The solar project, called the CPV Piney Reach Solar Farm, is the largest in the state, according to CPV (PDF). It is expected to be in service by 2012. CPV said the co-location of the solar farm with a natural gas generator represents a new “hybrid” approach to electricity generation that combines the environmental benefits of renewable power with low emission rates of natural gas generation.
If the CPV solar- and gas-powered generator project gets built it could result in Maryland’s first step toward re-regulating electricity, according to a Baltimore Sun blog. The blog suggests that CPV’s proposed solar facility won’t get built at all, considering that CPV won’t build either the gas or the solar generator without a contract with a customer.
The way electricity deregulation in Maryland works is by having generation plants seek customers on the open market instead of having dedicated customers and regulated prices, reports the blog.

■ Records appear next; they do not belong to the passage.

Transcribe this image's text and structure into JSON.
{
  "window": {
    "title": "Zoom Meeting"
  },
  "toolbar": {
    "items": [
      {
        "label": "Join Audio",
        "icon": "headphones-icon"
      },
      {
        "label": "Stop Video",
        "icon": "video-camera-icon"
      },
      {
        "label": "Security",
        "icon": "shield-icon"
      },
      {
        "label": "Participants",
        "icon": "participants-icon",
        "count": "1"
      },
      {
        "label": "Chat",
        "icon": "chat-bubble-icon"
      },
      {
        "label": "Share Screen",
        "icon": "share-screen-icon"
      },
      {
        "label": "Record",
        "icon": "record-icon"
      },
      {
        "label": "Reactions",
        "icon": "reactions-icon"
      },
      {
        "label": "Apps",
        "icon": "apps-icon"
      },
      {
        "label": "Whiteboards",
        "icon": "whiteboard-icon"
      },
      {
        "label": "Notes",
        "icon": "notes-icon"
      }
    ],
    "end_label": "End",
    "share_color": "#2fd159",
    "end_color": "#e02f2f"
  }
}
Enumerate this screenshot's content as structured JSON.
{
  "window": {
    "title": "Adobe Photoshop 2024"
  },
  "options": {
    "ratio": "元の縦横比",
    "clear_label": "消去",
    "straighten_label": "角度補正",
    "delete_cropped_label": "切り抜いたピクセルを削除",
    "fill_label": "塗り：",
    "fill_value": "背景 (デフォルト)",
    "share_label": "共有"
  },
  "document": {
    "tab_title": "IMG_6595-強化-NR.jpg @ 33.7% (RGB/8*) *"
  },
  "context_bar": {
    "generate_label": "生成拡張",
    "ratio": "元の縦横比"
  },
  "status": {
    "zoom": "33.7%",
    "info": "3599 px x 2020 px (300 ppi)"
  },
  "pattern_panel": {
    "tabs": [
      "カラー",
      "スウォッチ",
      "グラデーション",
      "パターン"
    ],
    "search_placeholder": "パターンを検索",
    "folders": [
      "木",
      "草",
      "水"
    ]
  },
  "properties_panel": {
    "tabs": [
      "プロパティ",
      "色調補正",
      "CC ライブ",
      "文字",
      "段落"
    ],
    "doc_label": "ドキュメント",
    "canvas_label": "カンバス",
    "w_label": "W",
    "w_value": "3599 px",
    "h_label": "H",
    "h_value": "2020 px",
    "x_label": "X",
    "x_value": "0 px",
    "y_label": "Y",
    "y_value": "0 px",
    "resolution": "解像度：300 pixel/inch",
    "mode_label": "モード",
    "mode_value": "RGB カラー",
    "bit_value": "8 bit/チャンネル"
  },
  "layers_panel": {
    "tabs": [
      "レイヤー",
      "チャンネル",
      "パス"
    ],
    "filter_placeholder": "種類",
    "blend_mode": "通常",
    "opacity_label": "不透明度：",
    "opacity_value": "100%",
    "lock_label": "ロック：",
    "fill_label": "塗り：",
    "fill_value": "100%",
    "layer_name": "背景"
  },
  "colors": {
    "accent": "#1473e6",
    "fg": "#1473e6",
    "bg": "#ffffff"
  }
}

However, Maryland’s Gov. Martin O’Malley wants some kind of re-regulation, and by CPV adding the proposed solar project to its gas-plant proposal, the re-regulation may end up looking close to what CPV wants, according to the blog.
Earlier this year, Governor O’Malley announced an initiative that would award local governments and nonprofits up to $8 million in grants and loans in fiscal year 2010 to help pay for energy efficiency and renewable energy projects.